● Your instructions:
Filter the entries below, keeping only lines with the word "true".

Task input section start

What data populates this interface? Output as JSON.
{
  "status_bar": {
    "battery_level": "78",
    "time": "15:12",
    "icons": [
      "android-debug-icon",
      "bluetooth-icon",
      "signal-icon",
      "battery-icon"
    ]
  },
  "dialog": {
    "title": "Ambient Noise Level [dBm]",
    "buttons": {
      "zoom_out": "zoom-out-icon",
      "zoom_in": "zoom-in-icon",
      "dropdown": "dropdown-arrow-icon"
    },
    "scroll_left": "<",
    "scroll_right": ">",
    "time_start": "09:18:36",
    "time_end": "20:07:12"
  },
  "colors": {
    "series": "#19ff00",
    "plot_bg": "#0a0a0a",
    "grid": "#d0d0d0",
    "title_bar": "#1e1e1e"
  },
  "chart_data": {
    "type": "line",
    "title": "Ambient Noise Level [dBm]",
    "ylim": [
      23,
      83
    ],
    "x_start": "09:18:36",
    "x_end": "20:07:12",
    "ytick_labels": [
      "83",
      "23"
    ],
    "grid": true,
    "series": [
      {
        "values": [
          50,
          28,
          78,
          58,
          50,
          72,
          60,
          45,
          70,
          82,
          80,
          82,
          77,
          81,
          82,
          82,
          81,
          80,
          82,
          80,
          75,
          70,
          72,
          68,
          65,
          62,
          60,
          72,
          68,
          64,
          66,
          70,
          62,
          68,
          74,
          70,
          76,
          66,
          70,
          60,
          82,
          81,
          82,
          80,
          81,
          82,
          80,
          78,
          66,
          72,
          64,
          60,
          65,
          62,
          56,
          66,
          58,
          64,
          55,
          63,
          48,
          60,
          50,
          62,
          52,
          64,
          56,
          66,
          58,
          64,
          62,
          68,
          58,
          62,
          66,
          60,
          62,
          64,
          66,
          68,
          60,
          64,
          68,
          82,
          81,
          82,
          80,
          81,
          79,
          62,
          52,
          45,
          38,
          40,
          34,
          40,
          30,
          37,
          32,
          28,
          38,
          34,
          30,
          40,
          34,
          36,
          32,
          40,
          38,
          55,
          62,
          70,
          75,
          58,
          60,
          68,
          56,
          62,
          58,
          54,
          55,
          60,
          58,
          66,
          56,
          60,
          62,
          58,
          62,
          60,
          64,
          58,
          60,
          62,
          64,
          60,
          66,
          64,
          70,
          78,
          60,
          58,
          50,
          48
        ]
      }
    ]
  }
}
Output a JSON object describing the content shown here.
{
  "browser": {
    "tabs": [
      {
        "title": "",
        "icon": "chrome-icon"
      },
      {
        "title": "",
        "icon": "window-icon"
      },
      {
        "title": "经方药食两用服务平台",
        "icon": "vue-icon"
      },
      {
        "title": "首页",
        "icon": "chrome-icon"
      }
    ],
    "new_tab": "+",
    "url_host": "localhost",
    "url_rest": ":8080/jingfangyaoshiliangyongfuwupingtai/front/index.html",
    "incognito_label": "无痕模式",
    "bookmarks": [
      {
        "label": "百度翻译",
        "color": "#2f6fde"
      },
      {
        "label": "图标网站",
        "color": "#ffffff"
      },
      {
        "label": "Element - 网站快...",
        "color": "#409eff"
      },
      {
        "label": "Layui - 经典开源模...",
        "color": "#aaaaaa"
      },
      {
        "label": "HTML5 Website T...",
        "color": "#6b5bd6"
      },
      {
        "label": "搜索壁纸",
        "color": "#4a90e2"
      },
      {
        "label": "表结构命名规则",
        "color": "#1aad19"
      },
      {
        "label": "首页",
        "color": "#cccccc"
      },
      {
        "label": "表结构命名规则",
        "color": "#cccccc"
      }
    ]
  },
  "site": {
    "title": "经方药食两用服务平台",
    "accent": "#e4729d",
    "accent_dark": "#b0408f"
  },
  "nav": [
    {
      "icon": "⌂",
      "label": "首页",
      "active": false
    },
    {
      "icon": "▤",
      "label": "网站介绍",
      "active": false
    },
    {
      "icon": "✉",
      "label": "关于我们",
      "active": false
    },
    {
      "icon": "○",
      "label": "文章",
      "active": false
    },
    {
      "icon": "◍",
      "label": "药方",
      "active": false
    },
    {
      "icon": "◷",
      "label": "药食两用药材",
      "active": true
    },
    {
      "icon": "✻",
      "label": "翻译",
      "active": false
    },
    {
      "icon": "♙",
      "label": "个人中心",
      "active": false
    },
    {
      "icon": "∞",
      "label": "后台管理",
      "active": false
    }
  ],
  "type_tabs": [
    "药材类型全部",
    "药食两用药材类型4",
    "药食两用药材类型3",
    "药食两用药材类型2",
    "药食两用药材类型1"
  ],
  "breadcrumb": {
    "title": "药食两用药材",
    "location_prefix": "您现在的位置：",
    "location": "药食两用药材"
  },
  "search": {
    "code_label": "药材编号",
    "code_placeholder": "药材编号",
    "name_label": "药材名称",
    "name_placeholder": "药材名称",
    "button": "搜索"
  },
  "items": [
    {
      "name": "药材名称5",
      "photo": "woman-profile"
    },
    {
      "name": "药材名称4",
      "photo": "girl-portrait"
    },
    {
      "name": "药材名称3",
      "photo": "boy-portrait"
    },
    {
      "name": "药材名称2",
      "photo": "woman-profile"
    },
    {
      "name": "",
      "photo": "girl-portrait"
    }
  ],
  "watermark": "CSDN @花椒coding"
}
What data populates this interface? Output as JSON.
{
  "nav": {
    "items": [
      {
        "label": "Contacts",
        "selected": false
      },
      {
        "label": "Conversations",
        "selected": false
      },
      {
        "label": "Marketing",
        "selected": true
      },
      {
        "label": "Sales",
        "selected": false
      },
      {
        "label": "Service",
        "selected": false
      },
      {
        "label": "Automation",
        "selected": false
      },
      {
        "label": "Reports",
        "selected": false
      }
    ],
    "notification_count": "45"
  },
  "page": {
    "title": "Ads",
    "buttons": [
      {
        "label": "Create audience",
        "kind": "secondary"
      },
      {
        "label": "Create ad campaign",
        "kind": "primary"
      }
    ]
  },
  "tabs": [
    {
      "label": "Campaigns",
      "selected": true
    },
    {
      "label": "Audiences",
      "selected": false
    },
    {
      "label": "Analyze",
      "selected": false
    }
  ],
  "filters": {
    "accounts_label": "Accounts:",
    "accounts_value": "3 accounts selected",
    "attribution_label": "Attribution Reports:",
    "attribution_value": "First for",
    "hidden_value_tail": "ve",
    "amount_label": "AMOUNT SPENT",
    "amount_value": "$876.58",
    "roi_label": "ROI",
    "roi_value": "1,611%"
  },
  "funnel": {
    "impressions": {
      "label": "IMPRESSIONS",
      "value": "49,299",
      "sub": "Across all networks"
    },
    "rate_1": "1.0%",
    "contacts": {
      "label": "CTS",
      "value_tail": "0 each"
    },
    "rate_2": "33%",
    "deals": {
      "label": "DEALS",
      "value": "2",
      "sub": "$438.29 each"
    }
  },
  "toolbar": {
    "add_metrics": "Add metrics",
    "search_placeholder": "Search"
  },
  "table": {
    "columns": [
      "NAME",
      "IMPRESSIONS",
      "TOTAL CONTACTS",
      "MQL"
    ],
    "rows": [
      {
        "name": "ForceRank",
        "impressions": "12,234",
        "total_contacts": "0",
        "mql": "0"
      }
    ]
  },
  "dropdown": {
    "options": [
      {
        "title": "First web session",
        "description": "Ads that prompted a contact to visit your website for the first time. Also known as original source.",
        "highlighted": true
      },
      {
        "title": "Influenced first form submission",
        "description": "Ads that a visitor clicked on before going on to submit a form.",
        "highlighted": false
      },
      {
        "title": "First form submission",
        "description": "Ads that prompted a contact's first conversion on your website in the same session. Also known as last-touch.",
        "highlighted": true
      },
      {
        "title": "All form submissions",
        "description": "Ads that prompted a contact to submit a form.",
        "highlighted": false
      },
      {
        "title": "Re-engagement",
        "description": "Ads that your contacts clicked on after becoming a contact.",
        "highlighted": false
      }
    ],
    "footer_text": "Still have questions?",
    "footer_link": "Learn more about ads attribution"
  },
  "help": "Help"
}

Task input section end

● Answer to the exercise:
    "grid": true,
      "active": true
        "selected": true
      "selected": true
        "highlighted": true
        "highlighted": true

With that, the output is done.